|base-path||Mandatory||The base path to access the service.|
|protocol||Optional||The default is http.|
|port||Optional||The default is 80.|
|headers||Optional||Any custom HTTP headers that are needed for the service.|
|parameters||Optional||Any custom HTTP settings that are needed to tune the connection.|
In general, the parameters values do not need to be set or changed. Headers and parameters are lists in the following format:
|Warning:|| You cannot specify headers or parameters that contain "," in the value.
Warning: If you are sending a message to the service, it is expected that Content-Type is specified in the header since it defines the overall message interaction with the server. An optional charset can be included. For example, Content-Type:applicaton/json;charset=UTF-8.
You have to completely define the message to be sent and it must be constant. No variable substitution is done. The XPath Query is used to pull values out of the response from the server. The response must be in XML or JSON, otherwise this will not work. A valid XPath query for the response must be specified. This depends entirely on the service you interface with.
|Note:||The message is sent to the server only once per session. This is done both for performance reasons and because the values in the response are expected to be relatively constant.|
The path for the parameter is added to the base_path in the script.
If the Script contains:
host = api.wunderground.com base_path = /auto/wui/geo/ForecastXML/
and Template Development specifies:
query type = List XPath Query = //high/fahrenheit/text() HTTP Method = GET path = index.xml?query=66062 message (not set)
then the message that is sent is:
GET /auto/wui/geo/ForecastXML/index.xml?query=66062 HTTP/1.1
This will return the week's highs in Fahrenheit:
81 77 81 81 83 85
Workforce Management Parameters
In Configuration Server, Workforce Management Scripts must have a section called wfm. Table 4 lists the properties that you can specify for Workforce Management parameters.
|wfmCfgServerApplName||Mandatory||Configuration Server application name for the WFM server.|
|wfmCfgServerUserName||Mandatory||Configuration Server user name.|
|wfmCfgServerPassword||Mandatory||Configuration Server password.|
|wfmServerUrl||Mandatory||URL of WFM Server.|
When configuring a new parameter of type “Workforce Management”, simply name the parameter and choose the WFM profile (script object just created) from the drop-down list. When the author is using this parameter, the GRAT will fetch the current list of WFM Activities from the WFM Server and display them to the rule author.
Support for User-Defined Template Types
GRAT automatically displays the list of template types published to it, and template designers can select these user-defined template types or define new ones, according to their own needs.

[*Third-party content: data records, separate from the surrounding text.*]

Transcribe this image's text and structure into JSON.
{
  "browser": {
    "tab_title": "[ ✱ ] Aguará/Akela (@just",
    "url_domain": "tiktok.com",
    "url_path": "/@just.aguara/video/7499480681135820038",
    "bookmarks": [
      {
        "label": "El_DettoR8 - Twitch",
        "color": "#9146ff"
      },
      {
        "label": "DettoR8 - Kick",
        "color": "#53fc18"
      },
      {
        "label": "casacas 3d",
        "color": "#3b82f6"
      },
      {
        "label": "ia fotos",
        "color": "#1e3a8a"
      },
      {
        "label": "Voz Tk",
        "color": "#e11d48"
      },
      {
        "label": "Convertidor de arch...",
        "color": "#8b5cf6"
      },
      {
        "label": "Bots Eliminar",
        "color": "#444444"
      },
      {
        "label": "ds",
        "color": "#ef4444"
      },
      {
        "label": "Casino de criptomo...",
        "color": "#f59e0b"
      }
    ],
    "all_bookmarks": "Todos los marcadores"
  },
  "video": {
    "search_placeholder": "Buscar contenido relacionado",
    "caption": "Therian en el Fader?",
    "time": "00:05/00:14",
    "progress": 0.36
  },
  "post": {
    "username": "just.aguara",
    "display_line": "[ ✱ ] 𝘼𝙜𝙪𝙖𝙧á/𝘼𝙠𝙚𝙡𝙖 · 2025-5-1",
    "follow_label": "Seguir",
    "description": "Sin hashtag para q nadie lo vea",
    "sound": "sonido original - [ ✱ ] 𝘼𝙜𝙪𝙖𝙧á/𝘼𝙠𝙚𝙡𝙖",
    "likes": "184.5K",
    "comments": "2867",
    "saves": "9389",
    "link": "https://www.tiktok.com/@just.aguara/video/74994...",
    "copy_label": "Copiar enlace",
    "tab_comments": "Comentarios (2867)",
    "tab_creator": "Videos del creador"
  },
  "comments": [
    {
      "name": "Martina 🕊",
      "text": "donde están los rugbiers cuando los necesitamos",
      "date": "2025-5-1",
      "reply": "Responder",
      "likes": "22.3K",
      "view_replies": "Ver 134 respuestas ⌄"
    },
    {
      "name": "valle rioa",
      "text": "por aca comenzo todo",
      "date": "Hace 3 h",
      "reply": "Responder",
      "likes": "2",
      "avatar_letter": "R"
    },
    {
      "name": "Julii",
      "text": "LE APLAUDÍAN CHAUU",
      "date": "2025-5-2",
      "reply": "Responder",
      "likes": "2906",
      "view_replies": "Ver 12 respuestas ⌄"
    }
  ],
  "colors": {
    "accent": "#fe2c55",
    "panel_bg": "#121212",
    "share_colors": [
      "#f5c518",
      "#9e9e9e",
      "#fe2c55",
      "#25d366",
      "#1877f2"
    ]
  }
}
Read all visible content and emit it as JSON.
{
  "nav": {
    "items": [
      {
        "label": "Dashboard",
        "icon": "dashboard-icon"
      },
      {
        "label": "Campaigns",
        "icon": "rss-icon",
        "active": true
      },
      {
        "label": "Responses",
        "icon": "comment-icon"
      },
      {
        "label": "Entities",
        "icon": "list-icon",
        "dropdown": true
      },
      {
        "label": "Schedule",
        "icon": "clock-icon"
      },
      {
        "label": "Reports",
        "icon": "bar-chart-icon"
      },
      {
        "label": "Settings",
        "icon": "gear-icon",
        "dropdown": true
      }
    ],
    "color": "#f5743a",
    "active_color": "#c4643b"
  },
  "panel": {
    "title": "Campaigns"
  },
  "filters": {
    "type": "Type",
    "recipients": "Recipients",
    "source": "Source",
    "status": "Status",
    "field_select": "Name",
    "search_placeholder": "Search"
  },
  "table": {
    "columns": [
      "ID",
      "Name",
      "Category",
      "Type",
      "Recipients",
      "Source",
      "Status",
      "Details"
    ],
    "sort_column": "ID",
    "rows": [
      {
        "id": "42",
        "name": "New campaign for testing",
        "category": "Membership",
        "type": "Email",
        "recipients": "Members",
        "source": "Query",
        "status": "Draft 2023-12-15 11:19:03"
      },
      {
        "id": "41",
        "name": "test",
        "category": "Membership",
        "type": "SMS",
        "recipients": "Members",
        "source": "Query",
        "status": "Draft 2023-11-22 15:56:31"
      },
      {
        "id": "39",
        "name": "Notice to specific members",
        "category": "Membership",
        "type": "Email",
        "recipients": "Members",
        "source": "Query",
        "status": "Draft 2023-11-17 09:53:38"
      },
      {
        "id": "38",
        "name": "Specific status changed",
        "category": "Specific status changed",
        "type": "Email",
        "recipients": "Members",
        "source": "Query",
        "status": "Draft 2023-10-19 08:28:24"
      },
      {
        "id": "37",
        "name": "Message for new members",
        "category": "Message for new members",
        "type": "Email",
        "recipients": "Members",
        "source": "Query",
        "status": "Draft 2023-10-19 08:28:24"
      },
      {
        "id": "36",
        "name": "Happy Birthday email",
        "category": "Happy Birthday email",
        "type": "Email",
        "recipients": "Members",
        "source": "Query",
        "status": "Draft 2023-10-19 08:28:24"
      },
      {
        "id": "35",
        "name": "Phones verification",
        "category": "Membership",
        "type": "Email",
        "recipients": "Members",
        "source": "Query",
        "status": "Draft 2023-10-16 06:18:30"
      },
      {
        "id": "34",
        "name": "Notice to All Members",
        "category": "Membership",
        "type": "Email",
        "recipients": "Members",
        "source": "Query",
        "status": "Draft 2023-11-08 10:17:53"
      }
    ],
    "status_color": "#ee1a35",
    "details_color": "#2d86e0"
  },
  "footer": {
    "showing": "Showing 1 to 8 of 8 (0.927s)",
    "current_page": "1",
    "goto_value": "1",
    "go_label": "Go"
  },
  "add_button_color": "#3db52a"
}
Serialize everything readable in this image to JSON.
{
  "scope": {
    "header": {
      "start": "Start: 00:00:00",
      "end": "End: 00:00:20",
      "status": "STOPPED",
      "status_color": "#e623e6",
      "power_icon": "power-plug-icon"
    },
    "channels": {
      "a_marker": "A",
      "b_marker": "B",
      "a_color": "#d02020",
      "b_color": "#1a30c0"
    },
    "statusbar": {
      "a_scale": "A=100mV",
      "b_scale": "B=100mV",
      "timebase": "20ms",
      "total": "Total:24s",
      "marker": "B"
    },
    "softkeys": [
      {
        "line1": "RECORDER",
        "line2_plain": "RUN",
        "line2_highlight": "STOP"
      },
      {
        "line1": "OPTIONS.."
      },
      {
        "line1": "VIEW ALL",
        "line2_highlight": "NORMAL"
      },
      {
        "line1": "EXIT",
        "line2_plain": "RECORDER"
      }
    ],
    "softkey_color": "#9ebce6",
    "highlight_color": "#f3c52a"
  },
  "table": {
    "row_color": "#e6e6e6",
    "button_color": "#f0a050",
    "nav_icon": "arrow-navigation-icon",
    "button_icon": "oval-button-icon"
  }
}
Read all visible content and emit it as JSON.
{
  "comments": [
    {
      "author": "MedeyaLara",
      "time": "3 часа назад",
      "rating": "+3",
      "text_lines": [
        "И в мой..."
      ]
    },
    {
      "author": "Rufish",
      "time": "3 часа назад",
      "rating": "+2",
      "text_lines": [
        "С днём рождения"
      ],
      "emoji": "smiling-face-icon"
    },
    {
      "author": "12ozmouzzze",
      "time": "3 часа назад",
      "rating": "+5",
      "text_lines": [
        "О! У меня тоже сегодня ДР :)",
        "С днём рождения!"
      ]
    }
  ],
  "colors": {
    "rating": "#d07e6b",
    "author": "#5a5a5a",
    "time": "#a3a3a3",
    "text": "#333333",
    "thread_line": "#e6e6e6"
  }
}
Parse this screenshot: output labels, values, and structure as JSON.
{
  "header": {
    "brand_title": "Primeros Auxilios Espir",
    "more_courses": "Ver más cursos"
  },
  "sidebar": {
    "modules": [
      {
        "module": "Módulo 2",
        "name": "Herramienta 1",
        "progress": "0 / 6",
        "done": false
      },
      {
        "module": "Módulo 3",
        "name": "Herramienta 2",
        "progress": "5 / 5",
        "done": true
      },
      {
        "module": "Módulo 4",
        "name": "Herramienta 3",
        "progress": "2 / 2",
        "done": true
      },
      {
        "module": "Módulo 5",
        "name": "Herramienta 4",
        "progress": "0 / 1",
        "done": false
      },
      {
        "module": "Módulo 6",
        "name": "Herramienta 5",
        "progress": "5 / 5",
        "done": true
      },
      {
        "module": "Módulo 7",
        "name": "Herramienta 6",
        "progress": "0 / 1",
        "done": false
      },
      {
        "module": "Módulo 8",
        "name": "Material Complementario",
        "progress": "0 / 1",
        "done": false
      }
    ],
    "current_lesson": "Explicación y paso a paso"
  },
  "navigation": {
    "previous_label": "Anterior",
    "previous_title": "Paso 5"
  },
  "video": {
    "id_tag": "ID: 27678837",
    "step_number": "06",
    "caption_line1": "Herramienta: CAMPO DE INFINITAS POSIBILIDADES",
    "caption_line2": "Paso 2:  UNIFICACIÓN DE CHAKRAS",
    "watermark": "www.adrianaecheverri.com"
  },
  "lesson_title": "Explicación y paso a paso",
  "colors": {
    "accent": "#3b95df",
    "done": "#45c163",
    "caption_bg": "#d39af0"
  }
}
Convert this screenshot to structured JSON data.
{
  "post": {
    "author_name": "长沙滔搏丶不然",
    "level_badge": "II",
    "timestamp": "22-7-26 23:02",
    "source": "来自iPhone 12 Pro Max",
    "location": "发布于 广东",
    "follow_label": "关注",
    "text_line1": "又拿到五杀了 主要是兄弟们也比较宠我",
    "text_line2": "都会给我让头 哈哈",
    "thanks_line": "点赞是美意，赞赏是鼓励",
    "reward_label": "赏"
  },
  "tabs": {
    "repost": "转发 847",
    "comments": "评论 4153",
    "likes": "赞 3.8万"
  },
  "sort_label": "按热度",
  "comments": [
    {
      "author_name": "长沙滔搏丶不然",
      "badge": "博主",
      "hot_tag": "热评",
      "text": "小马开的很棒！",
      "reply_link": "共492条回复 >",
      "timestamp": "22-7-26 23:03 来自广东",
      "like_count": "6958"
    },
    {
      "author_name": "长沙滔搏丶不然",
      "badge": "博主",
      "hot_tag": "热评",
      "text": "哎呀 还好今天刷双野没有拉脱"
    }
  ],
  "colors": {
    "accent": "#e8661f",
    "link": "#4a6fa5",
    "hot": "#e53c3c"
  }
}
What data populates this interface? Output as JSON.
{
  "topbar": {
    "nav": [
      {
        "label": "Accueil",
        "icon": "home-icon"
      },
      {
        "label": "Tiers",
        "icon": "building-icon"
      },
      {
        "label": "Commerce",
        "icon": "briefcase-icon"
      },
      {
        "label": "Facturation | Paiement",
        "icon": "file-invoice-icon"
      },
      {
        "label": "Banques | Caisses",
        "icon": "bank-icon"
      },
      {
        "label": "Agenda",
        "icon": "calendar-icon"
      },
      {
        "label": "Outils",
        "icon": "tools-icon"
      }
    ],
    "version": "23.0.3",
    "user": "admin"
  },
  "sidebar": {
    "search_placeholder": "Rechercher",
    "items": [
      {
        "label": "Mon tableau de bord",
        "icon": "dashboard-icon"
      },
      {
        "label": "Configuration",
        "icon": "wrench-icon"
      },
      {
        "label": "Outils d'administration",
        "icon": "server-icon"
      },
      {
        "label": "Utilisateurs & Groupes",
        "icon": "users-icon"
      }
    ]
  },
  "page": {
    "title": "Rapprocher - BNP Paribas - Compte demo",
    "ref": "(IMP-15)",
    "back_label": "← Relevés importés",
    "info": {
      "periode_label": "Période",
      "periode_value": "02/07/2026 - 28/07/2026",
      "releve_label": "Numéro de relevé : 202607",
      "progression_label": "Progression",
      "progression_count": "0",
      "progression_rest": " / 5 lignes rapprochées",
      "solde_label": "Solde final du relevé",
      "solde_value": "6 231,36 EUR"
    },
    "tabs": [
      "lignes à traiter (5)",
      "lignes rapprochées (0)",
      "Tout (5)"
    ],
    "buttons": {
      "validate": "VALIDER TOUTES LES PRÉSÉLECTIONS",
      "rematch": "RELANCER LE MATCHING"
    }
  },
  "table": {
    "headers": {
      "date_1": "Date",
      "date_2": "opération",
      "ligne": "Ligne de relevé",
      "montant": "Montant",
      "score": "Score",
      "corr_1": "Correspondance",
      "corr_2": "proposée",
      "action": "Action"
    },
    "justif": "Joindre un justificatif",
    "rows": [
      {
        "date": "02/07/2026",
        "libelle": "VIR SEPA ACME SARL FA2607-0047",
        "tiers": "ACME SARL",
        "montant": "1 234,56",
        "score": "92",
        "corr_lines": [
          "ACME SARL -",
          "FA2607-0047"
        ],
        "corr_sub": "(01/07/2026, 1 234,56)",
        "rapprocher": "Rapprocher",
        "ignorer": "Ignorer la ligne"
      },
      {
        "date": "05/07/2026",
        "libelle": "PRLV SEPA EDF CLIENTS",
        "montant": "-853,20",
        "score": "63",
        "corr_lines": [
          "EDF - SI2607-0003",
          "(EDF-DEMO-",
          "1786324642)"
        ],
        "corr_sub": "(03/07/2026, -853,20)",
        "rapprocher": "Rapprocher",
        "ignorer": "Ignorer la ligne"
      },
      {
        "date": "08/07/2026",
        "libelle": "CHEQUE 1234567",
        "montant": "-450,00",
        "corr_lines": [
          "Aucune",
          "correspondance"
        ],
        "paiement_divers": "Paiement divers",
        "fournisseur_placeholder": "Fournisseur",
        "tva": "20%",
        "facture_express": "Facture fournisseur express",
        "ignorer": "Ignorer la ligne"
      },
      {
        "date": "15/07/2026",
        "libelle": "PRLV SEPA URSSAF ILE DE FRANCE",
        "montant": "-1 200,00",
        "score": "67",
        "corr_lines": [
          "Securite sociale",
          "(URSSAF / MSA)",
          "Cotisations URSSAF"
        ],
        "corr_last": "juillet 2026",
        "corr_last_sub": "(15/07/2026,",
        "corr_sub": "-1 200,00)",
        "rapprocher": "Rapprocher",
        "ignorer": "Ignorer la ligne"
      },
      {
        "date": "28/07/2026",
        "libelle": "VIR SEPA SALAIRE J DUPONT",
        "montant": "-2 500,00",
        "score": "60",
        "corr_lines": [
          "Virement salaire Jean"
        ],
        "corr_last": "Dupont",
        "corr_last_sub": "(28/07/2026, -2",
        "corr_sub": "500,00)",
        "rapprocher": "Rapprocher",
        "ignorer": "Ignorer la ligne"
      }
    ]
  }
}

Each time a rule template is published, a new version is created in the repository. The rule author will be able to select any version of the template from the Template Selection dialog when creating a rule package. This dialog shows the last N versions of a template, where N is a value configured by using configuration option display-n-template-versions in Genesys Administrator.
When you are publishing newer versions of the rule template, be aware that certain changes could affect rules that already have been created using the earlier version of the template. Be careful not to make changes that could void existing rules, unless these changes are communicated to the rule author.
For example, if Rule Template version 1 contains a condition that is removed later in version 2, then if a rule were already built using that condition, it will no longer compile if the rule author upgrades to Rule Template version 2.
For example, if the configuration were set to show the last 3 versions of a template, the currently selected template is GRS Template version 2, and there are 5 versions in the repository, we would show GRS Template versions 5, 4 and 3, as well as GRS Template version 2. Users could choose between versions 3, 4, or 5.
In order to provide details about the differences between template versions, rules template developers can publish a version comment that describes specific changes made to individual template versions. This version comment appears in GRAT in the Template Selection table, and can be edited by the rule author in GRAT.